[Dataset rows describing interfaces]
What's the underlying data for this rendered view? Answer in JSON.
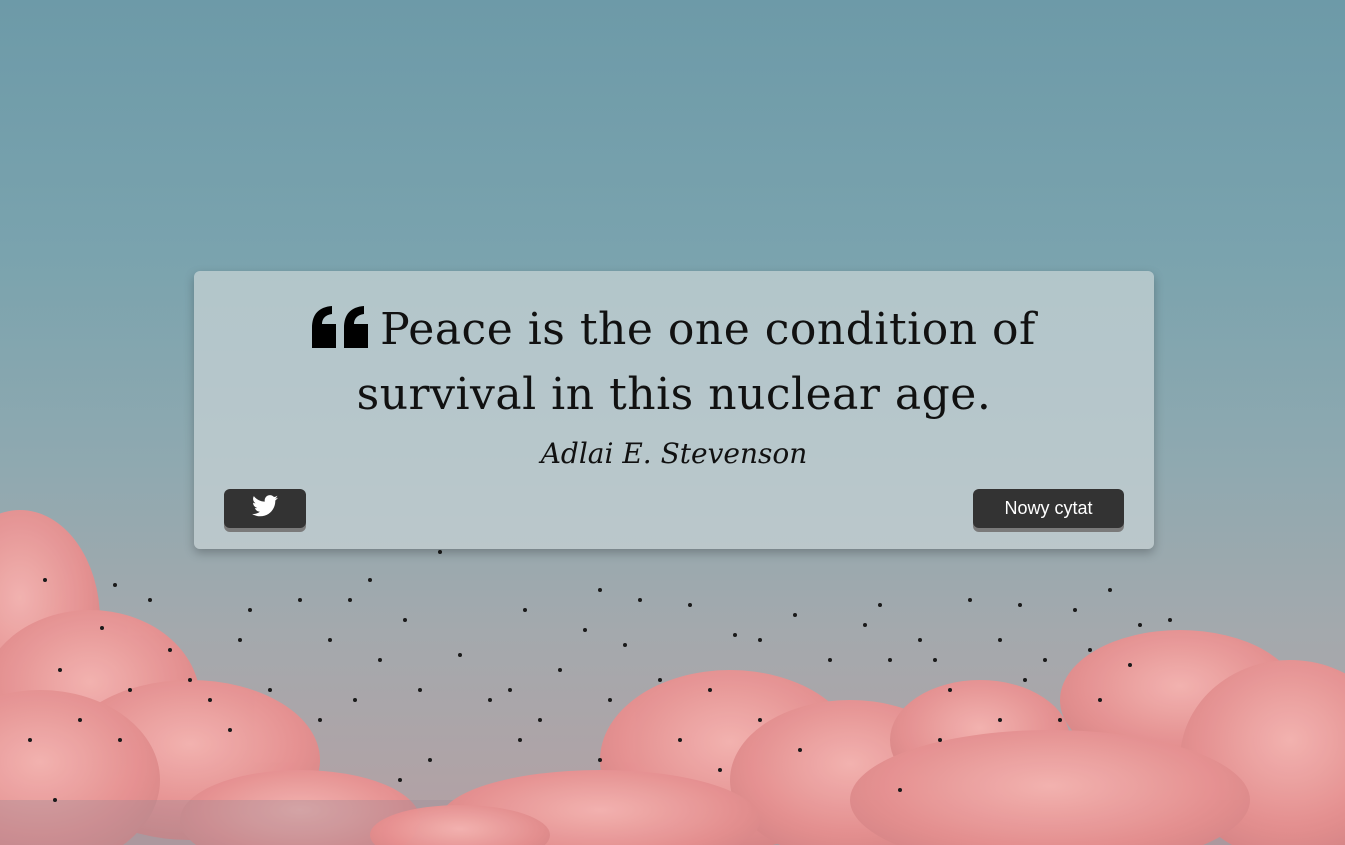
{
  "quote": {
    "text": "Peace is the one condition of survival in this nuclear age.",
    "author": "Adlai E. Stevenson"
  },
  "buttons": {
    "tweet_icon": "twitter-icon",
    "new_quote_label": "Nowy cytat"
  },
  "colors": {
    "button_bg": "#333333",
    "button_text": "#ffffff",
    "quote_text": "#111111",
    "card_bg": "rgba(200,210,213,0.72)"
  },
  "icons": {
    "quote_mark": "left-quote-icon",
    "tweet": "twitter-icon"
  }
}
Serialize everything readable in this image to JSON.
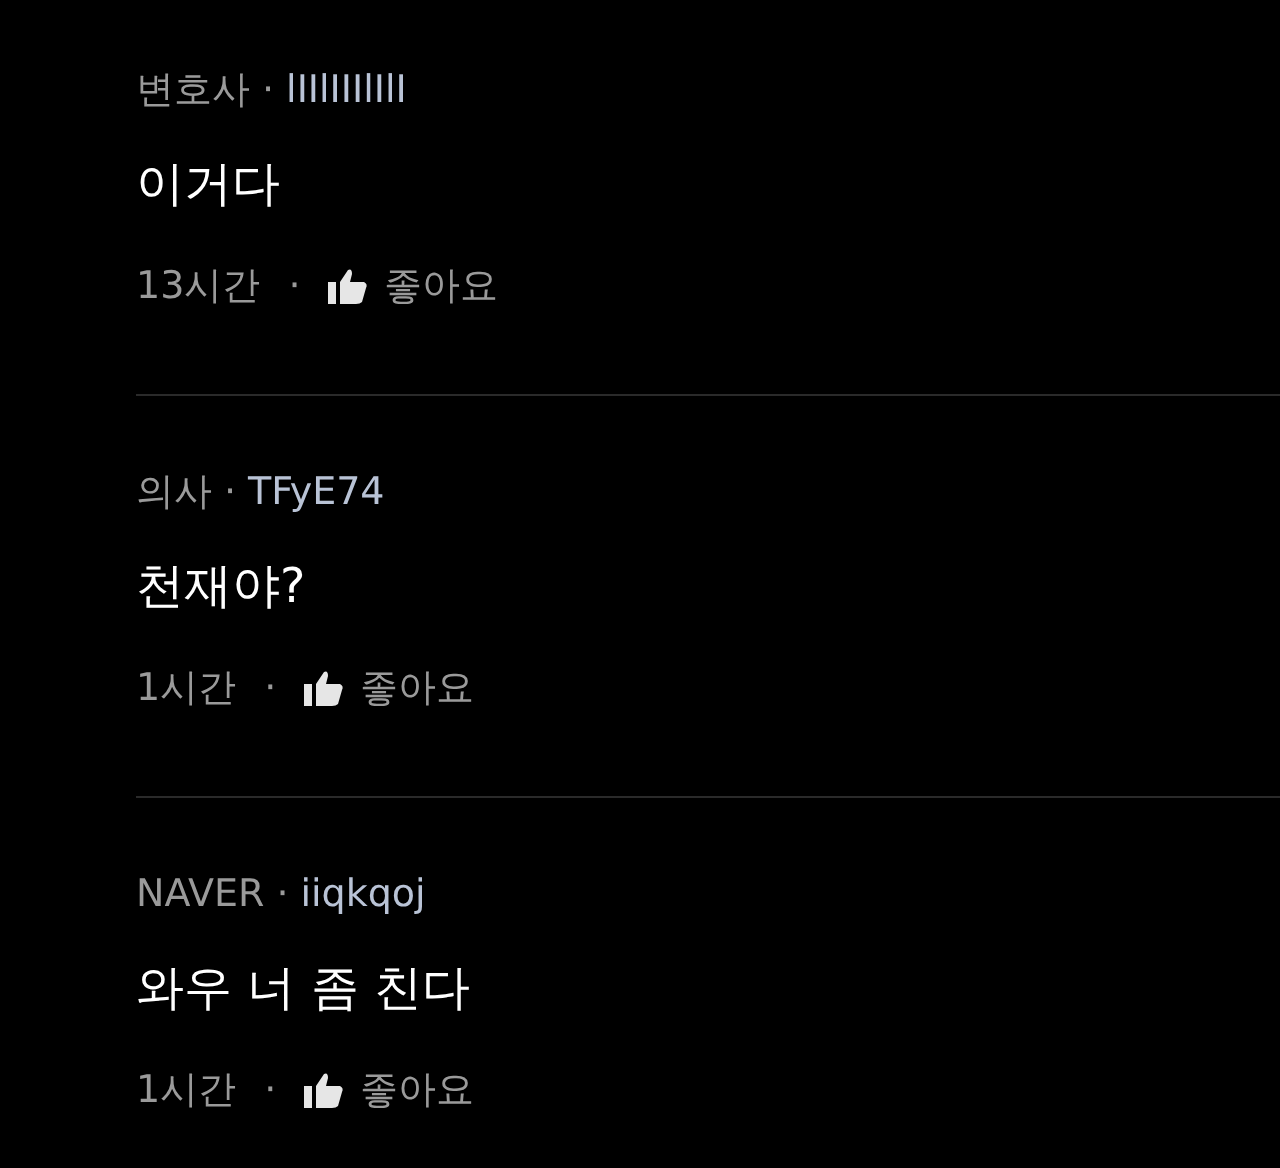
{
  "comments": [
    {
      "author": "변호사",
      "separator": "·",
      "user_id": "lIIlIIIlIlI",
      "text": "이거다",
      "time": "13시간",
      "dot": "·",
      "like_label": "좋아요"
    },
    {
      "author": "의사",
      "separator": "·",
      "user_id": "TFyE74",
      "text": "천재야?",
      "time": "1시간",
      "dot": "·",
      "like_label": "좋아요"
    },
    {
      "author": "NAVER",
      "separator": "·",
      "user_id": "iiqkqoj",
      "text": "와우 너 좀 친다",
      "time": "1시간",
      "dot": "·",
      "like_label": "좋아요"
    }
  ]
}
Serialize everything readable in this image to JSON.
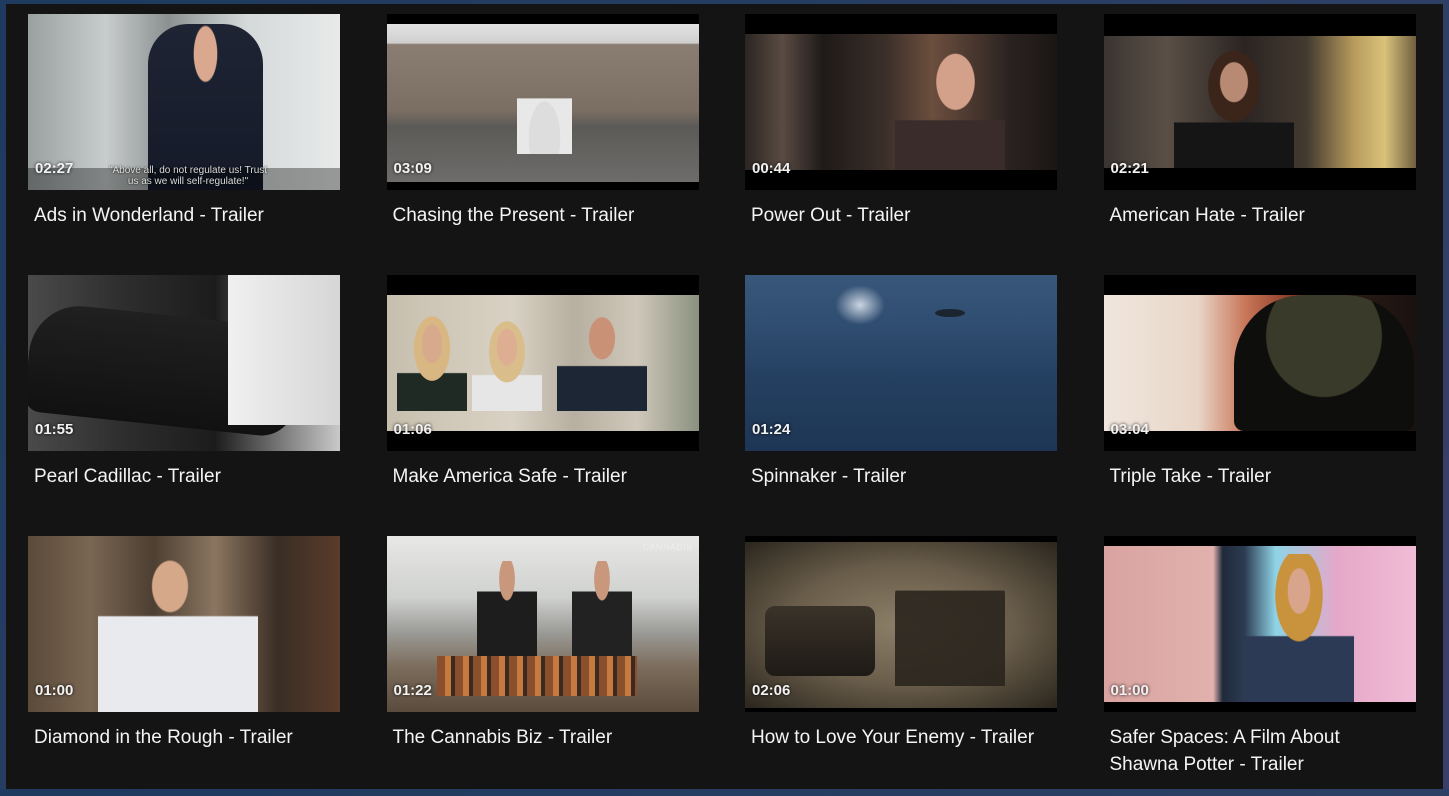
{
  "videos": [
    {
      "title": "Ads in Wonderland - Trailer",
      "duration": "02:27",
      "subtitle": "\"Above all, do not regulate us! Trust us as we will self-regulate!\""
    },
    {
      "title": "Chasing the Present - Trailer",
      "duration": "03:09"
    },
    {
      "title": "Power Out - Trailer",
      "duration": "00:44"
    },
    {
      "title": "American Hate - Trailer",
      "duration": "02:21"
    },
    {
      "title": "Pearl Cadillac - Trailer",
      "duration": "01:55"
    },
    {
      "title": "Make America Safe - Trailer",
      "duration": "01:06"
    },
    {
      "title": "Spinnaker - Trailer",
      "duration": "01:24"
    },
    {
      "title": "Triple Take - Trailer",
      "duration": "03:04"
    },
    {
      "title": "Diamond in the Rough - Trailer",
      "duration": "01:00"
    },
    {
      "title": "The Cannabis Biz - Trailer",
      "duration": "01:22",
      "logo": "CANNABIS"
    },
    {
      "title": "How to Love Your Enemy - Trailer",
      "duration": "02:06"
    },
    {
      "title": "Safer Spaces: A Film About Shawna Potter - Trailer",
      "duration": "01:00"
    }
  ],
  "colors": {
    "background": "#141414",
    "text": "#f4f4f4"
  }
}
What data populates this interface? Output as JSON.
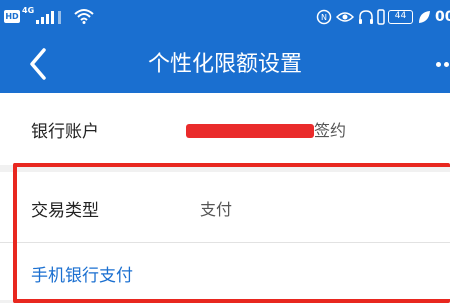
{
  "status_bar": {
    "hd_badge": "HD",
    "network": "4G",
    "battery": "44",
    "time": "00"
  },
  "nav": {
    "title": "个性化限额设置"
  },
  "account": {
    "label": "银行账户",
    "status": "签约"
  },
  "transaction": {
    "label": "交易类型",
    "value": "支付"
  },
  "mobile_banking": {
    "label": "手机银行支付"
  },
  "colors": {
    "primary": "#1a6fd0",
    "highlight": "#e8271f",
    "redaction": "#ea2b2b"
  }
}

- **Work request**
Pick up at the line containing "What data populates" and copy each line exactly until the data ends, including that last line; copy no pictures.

- **Task output**
What data populates this interface? Output as JSON.
{
  "status_bar": {
    "hd_badge": "HD",
    "network": "4G",
    "battery": "44",
    "time": "00"
  },
  "nav": {
    "title": "个性化限额设置"
  },
  "account": {
    "label": "银行账户",
    "status": "签约"
  },
  "transaction": {
    "label": "交易类型",
    "value": "支付"
  },
  "mobile_banking": {
    "label": "手机银行支付"
  },
  "colors": {
    "primary": "#1a6fd0",
    "highlight": "#e8271f",
    "redaction": "#ea2b2b"
  }
}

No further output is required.